■ Supplied records ■
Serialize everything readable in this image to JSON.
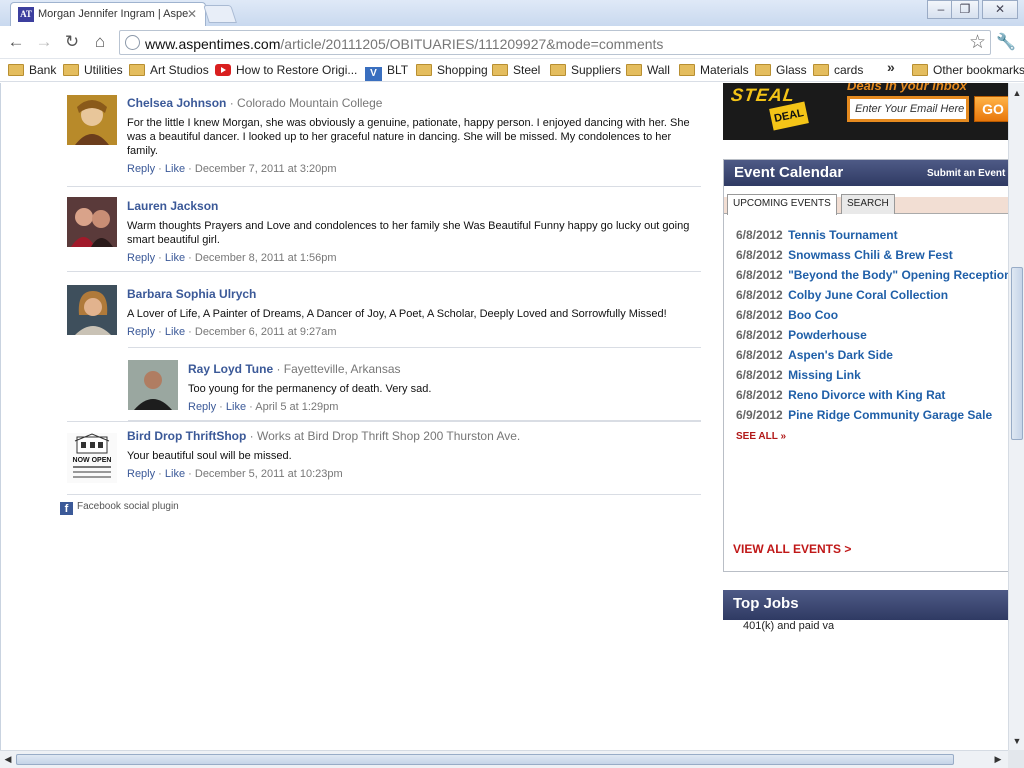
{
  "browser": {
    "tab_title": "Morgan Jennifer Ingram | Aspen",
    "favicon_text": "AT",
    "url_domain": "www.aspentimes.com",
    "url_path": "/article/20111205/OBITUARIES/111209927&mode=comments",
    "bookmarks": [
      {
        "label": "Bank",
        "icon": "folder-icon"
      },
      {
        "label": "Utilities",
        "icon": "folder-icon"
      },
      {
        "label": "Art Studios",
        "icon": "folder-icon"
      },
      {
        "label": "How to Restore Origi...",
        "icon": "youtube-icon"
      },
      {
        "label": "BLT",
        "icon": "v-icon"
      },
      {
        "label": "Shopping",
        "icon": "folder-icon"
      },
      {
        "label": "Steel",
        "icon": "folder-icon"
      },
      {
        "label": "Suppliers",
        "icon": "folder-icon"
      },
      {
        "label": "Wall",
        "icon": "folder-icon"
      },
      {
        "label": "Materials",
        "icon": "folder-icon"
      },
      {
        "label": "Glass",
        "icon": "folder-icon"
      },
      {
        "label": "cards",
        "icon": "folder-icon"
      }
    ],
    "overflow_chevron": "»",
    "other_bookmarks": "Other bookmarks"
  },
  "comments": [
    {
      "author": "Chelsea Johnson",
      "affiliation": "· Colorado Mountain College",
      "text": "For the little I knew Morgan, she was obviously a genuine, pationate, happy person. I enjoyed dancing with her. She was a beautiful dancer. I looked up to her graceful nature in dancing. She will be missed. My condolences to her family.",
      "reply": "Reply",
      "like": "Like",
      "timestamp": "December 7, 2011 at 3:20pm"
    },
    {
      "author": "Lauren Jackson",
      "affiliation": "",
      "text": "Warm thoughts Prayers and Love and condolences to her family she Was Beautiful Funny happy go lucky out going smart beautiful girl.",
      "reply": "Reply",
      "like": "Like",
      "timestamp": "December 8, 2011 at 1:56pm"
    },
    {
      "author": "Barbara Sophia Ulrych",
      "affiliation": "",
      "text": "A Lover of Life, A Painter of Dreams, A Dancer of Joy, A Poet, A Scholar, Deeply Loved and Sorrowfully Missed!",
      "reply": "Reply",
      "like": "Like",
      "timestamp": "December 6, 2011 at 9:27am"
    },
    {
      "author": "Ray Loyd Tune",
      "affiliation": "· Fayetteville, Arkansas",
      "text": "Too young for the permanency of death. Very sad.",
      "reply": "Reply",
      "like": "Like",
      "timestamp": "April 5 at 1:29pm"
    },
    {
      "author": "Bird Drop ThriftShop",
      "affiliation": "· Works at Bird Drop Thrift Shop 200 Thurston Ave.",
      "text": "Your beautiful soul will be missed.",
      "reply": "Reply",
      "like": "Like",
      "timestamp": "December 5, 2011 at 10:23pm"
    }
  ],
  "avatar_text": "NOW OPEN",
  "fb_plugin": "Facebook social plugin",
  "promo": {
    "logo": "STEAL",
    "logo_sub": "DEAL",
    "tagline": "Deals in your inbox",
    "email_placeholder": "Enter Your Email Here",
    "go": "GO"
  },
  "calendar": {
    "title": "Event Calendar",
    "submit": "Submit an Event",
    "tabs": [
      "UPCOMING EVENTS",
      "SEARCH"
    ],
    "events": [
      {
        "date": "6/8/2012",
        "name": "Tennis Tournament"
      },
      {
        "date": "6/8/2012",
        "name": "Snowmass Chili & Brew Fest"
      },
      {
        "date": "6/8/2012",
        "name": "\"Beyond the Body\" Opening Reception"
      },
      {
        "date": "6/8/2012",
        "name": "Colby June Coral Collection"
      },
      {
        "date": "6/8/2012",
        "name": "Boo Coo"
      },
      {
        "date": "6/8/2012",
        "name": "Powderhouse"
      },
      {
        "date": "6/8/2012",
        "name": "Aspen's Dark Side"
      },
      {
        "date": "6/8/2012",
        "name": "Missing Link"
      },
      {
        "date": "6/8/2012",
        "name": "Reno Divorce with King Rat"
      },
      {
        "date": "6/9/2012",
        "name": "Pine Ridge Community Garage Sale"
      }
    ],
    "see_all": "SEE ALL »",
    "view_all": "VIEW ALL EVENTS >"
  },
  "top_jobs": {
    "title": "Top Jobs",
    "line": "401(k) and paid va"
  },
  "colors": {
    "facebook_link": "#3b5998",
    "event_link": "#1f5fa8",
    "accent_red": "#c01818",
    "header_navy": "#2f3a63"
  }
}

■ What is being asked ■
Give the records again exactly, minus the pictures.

■ Exercise answer ■
Serialize everything readable in this image to JSON.
{
  "browser": {
    "tab_title": "Morgan Jennifer Ingram | Aspen",
    "favicon_text": "AT",
    "url_domain": "www.aspentimes.com",
    "url_path": "/article/20111205/OBITUARIES/111209927&mode=comments",
    "bookmarks": [
      {
        "label": "Bank",
        "icon": "folder-icon"
      },
      {
        "label": "Utilities",
        "icon": "folder-icon"
      },
      {
        "label": "Art Studios",
        "icon": "folder-icon"
      },
      {
        "label": "How to Restore Origi...",
        "icon": "youtube-icon"
      },
      {
        "label": "BLT",
        "icon": "v-icon"
      },
      {
        "label": "Shopping",
        "icon": "folder-icon"
      },
      {
        "label": "Steel",
        "icon": "folder-icon"
      },
      {
        "label": "Suppliers",
        "icon": "folder-icon"
      },
      {
        "label": "Wall",
        "icon": "folder-icon"
      },
      {
        "label": "Materials",
        "icon": "folder-icon"
      },
      {
        "label": "Glass",
        "icon": "folder-icon"
      },
      {
        "label": "cards",
        "icon": "folder-icon"
      }
    ],
    "overflow_chevron": "»",
    "other_bookmarks": "Other bookmarks"
  },
  "comments": [
    {
      "author": "Chelsea Johnson",
      "affiliation": "· Colorado Mountain College",
      "text": "For the little I knew Morgan, she was obviously a genuine, pationate, happy person. I enjoyed dancing with her. She was a beautiful dancer. I looked up to her graceful nature in dancing. She will be missed. My condolences to her family.",
      "reply": "Reply",
      "like": "Like",
      "timestamp": "December 7, 2011 at 3:20pm"
    },
    {
      "author": "Lauren Jackson",
      "affiliation": "",
      "text": "Warm thoughts Prayers and Love and condolences to her family she Was Beautiful Funny happy go lucky out going smart beautiful girl.",
      "reply": "Reply",
      "like": "Like",
      "timestamp": "December 8, 2011 at 1:56pm"
    },
    {
      "author": "Barbara Sophia Ulrych",
      "affiliation": "",
      "text": "A Lover of Life, A Painter of Dreams, A Dancer of Joy, A Poet, A Scholar, Deeply Loved and Sorrowfully Missed!",
      "reply": "Reply",
      "like": "Like",
      "timestamp": "December 6, 2011 at 9:27am"
    },
    {
      "author": "Ray Loyd Tune",
      "affiliation": "· Fayetteville, Arkansas",
      "text": "Too young for the permanency of death. Very sad.",
      "reply": "Reply",
      "like": "Like",
      "timestamp": "April 5 at 1:29pm"
    },
    {
      "author": "Bird Drop ThriftShop",
      "affiliation": "· Works at Bird Drop Thrift Shop 200 Thurston Ave.",
      "text": "Your beautiful soul will be missed.",
      "reply": "Reply",
      "like": "Like",
      "timestamp": "December 5, 2011 at 10:23pm"
    }
  ],
  "avatar_text": "NOW OPEN",
  "fb_plugin": "Facebook social plugin",
  "promo": {
    "logo": "STEAL",
    "logo_sub": "DEAL",
    "tagline": "Deals in your inbox",
    "email_placeholder": "Enter Your Email Here",
    "go": "GO"
  },
  "calendar": {
    "title": "Event Calendar",
    "submit": "Submit an Event",
    "tabs": [
      "UPCOMING EVENTS",
      "SEARCH"
    ],
    "events": [
      {
        "date": "6/8/2012",
        "name": "Tennis Tournament"
      },
      {
        "date": "6/8/2012",
        "name": "Snowmass Chili & Brew Fest"
      },
      {
        "date": "6/8/2012",
        "name": "\"Beyond the Body\" Opening Reception"
      },
      {
        "date": "6/8/2012",
        "name": "Colby June Coral Collection"
      },
      {
        "date": "6/8/2012",
        "name": "Boo Coo"
      },
      {
        "date": "6/8/2012",
        "name": "Powderhouse"
      },
      {
        "date": "6/8/2012",
        "name": "Aspen's Dark Side"
      },
      {
        "date": "6/8/2012",
        "name": "Missing Link"
      },
      {
        "date": "6/8/2012",
        "name": "Reno Divorce with King Rat"
      },
      {
        "date": "6/9/2012",
        "name": "Pine Ridge Community Garage Sale"
      }
    ],
    "see_all": "SEE ALL »",
    "view_all": "VIEW ALL EVENTS >"
  },
  "top_jobs": {
    "title": "Top Jobs",
    "line": "401(k) and paid va"
  },
  "colors": {
    "facebook_link": "#3b5998",
    "event_link": "#1f5fa8",
    "accent_red": "#c01818",
    "header_navy": "#2f3a63"
  }
}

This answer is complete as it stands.